Hadoop DataNodes with Dynamic Storage using LVM

Hadoop is an open-source, Java-based framework used for storing and processing big data. Hadoop is used by Tech giants like Facebook to manage data and moreover, it has the largest HDFS cluster. This short article covers using DataNodes over a dynamically allocated storage using Logical Volume Management (LVM).

A Hadoop Cluster is a special type of computational cluster designed specifically for storing and analyzing huge amounts of unstructured data in a distributed computing environment. An HDFS cluster consists of a number of Datanodes and a NameNode. The cluster has a master-slave topology.

Logical volume management (LVM) is a form of storage virtualization that offers system administrators a more flexible approach to managing disk storage space than traditional partitioning.

The article focuses on the practical for creating an HDFS cluster where the data nodes shared directory will have a specific sized volume. Also, if needed the volume of the directory could be changed on-the-air. This architecture will have near-zero downtime if the size of the shared volume is to be increased or decreased.

We would be using the Oracle VirtualBox Hypervisor. For the purpose of the demonstration, we would create a single DataNode architecture. The OS used for the NameNode as well as the DataNode is Red Hat Enterprise Linux 8.

Attaching a Virtual Hard-drive to the Datanode

To create Dynamic Storage, let's attach a virtual hard drive to the Datanode. The storage we are attaching to the Virtual Machine is of 100Gb.

Create a VDI and attach it to the DataNode

Next, we boot up the Machine and Check the Hard-Disk.

Creating the Logical Volume

To create a logical volume we need to perform a series of steps:

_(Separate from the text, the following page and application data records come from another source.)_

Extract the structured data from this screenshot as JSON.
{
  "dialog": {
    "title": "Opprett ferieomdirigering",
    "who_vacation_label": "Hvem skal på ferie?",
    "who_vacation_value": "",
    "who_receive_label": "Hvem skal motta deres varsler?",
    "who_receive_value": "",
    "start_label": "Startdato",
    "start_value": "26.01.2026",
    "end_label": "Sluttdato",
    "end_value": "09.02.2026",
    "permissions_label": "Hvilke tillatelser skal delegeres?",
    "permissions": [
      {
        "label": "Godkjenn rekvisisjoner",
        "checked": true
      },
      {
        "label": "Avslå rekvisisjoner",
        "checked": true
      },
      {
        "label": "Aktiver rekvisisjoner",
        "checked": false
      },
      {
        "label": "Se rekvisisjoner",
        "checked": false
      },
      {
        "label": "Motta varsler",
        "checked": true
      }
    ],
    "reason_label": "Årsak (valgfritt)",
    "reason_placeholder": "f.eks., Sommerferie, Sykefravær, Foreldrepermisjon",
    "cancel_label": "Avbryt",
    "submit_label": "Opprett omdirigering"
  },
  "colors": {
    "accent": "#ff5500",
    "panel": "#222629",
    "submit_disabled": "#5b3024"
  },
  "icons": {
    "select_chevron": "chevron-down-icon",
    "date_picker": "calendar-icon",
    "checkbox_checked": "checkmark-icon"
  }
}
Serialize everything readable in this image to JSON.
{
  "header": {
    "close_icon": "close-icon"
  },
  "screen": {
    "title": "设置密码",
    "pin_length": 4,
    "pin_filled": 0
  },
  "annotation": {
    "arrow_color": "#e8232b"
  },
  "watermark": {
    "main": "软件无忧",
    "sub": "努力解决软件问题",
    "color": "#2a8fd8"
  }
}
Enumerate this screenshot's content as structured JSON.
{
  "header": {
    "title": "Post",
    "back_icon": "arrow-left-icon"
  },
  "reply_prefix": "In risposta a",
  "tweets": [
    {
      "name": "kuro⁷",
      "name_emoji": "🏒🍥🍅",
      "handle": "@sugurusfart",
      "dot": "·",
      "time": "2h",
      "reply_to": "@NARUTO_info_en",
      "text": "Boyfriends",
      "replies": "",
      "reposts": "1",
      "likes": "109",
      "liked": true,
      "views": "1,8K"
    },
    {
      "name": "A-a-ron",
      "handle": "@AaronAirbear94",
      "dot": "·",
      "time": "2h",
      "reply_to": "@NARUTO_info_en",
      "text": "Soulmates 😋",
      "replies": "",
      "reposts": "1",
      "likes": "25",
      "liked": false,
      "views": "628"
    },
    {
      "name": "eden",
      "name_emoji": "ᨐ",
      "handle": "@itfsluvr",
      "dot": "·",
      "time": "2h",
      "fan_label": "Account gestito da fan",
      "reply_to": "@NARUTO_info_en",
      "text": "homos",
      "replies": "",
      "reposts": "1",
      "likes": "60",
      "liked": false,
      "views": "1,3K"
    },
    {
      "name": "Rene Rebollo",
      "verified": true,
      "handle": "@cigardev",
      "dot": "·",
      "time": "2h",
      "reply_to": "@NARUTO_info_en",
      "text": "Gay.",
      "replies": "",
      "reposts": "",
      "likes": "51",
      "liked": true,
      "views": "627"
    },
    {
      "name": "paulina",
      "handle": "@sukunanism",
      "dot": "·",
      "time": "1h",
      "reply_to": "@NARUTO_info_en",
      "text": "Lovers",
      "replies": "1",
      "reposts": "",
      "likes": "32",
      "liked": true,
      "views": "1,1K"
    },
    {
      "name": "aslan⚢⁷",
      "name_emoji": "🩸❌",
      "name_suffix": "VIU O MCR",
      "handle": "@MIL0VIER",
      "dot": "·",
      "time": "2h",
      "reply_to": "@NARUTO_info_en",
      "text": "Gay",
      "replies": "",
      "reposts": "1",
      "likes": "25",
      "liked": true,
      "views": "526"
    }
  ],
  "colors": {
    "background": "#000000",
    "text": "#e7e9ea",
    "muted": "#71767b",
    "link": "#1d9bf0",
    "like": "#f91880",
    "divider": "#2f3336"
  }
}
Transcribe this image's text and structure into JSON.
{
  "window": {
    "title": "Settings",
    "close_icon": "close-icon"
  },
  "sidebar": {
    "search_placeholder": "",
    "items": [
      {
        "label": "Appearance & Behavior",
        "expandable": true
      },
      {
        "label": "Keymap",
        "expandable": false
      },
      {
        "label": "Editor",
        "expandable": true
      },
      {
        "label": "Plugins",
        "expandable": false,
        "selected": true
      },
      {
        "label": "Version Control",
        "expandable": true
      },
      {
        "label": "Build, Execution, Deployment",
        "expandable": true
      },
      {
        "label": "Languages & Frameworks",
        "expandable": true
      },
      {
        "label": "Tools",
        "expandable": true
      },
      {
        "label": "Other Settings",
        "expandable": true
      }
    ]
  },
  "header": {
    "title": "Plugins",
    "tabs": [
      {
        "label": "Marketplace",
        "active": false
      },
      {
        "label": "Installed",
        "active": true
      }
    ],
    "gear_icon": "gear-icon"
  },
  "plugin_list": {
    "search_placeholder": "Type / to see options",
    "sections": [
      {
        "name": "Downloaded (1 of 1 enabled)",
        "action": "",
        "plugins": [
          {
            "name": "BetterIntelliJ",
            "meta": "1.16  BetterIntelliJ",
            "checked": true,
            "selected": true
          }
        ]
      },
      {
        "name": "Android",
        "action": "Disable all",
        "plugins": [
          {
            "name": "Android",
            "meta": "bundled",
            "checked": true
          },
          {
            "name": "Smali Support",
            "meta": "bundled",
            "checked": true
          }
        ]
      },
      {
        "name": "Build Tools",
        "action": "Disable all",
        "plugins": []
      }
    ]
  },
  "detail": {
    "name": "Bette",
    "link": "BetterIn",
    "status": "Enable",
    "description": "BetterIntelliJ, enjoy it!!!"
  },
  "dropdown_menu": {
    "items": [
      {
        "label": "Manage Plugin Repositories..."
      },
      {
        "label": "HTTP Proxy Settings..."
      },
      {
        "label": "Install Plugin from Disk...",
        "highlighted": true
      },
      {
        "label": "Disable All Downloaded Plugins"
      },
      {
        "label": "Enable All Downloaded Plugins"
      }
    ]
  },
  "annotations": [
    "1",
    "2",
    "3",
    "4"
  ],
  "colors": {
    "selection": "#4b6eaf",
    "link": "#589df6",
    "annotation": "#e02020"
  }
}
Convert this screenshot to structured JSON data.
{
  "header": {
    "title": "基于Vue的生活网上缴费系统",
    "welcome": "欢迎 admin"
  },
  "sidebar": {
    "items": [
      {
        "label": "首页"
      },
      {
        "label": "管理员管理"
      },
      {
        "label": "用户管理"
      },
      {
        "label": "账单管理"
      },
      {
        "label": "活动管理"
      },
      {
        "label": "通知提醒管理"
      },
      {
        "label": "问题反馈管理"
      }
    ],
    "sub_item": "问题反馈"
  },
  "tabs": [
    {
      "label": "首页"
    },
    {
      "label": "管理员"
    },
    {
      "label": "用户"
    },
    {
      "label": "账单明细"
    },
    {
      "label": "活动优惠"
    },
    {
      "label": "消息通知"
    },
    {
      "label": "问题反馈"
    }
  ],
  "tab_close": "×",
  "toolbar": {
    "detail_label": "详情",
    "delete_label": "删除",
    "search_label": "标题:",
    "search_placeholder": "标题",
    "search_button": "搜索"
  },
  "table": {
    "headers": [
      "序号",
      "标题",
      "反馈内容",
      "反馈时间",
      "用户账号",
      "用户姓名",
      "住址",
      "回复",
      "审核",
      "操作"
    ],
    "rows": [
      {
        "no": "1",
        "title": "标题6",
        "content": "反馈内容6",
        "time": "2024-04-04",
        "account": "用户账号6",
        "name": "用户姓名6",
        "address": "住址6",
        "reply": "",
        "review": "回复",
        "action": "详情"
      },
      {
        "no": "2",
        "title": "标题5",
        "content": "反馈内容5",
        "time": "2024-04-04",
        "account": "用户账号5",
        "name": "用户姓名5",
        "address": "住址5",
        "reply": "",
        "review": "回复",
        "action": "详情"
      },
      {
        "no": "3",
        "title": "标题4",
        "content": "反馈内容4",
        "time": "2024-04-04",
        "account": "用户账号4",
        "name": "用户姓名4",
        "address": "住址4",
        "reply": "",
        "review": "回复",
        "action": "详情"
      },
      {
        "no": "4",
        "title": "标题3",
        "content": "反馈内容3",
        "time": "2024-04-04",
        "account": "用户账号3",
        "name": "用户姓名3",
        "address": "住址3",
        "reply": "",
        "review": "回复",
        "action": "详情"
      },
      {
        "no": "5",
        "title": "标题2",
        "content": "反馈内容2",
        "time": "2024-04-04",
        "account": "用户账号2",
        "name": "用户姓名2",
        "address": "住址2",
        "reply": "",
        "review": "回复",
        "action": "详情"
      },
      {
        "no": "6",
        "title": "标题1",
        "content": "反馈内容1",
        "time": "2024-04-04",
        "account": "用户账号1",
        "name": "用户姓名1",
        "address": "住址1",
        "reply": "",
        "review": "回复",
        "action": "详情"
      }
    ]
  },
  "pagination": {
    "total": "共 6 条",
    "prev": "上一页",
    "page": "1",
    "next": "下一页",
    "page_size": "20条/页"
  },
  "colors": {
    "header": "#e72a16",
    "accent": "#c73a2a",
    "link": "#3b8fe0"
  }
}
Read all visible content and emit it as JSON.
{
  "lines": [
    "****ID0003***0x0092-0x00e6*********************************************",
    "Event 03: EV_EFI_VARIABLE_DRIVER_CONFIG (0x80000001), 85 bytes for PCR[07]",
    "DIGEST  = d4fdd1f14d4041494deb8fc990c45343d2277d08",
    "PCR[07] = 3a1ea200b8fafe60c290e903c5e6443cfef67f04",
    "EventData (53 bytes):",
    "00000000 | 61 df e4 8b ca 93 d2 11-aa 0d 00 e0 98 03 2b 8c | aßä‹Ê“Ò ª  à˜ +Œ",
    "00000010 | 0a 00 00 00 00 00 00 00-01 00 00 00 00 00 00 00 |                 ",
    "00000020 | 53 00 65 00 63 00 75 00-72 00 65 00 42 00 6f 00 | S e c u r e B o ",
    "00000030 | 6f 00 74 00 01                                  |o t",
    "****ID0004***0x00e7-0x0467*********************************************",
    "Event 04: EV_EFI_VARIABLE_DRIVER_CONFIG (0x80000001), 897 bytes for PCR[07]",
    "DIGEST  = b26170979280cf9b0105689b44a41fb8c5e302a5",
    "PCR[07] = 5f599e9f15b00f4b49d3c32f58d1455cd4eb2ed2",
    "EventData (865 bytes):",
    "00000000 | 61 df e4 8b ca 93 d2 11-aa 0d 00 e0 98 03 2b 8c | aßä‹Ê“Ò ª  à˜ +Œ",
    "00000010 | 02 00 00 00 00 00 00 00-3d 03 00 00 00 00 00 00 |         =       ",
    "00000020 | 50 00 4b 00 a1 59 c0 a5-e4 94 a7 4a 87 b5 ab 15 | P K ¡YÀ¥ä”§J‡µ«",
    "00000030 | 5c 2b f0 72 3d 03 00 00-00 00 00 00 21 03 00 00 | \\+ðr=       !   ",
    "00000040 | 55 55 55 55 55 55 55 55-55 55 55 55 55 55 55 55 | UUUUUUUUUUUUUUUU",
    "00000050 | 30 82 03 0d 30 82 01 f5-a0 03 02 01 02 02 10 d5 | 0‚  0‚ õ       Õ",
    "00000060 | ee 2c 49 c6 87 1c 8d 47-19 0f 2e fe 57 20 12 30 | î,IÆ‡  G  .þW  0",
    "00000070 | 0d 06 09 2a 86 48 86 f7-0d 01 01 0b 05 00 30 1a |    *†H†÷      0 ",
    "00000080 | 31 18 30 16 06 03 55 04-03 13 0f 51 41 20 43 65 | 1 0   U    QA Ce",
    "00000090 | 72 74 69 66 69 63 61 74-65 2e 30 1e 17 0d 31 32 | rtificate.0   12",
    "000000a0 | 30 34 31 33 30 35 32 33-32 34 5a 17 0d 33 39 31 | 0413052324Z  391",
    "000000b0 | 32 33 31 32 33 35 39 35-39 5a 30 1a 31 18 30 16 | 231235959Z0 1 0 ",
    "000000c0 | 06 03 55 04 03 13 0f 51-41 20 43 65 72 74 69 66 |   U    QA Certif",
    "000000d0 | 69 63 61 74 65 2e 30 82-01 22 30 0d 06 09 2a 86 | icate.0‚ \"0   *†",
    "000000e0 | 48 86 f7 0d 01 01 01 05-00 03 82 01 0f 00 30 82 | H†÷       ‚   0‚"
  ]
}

  • Convert the Storage device to a physical volume and display the created physical volume
  • Creating and Displaying Volume Group
  • Creating and Displaying Logical Volume

A Logical volume is created by creating a partition in the Volume Group. We can make any number of the partition using the Volume Group, unlike the Physical Partition which can have at most 4 partitions.

If we now take a look at the Volume Group again, we can see that the Current LV attached is 1.

  • Format the newly created Logical Volume.

IN order to insert data into any partition, we need to format the partition. We will be using the ext4 file system to format the logical partition.

Our Logical Volume is now ready to be mounted on the shared directory of the data node.

  • Create a directory and mount the hard-disk on the directory

It is assumed that the Machine is the first time being configured as a DataNode. Let’s create a directory to store the data of the client when pushed.

Configure Hadoop to store data in the /servera_data directory

This is the configuration file locating the directory to store the data in the data node. Set the configuration value to the /servera_data directory.

And that’s it! Let’s connect the Datanode to the cluster.

Checking the admin-report of the cluster

Let’s now try increasing the size of the volume to 80Gigs.

  • Increase the size of the volume
  • Resize the partition

Let’s check the admin report again,

Check that the size of the storage had increased by almost 30 Gb without even restarting the service. Using the resize2fs command we just format and append the storage on the device which has not been written yet, this way we do not lose any of the data. We can also reduce the size of the partition in a similar fashion. This is how we create a Hadoop DataNodes with Dynamic Storage. This method is very useful if we are not sure of the scale of the data that would be pushed by the client.

Thank You!

Final Year Student, understanding the industrial approach and tools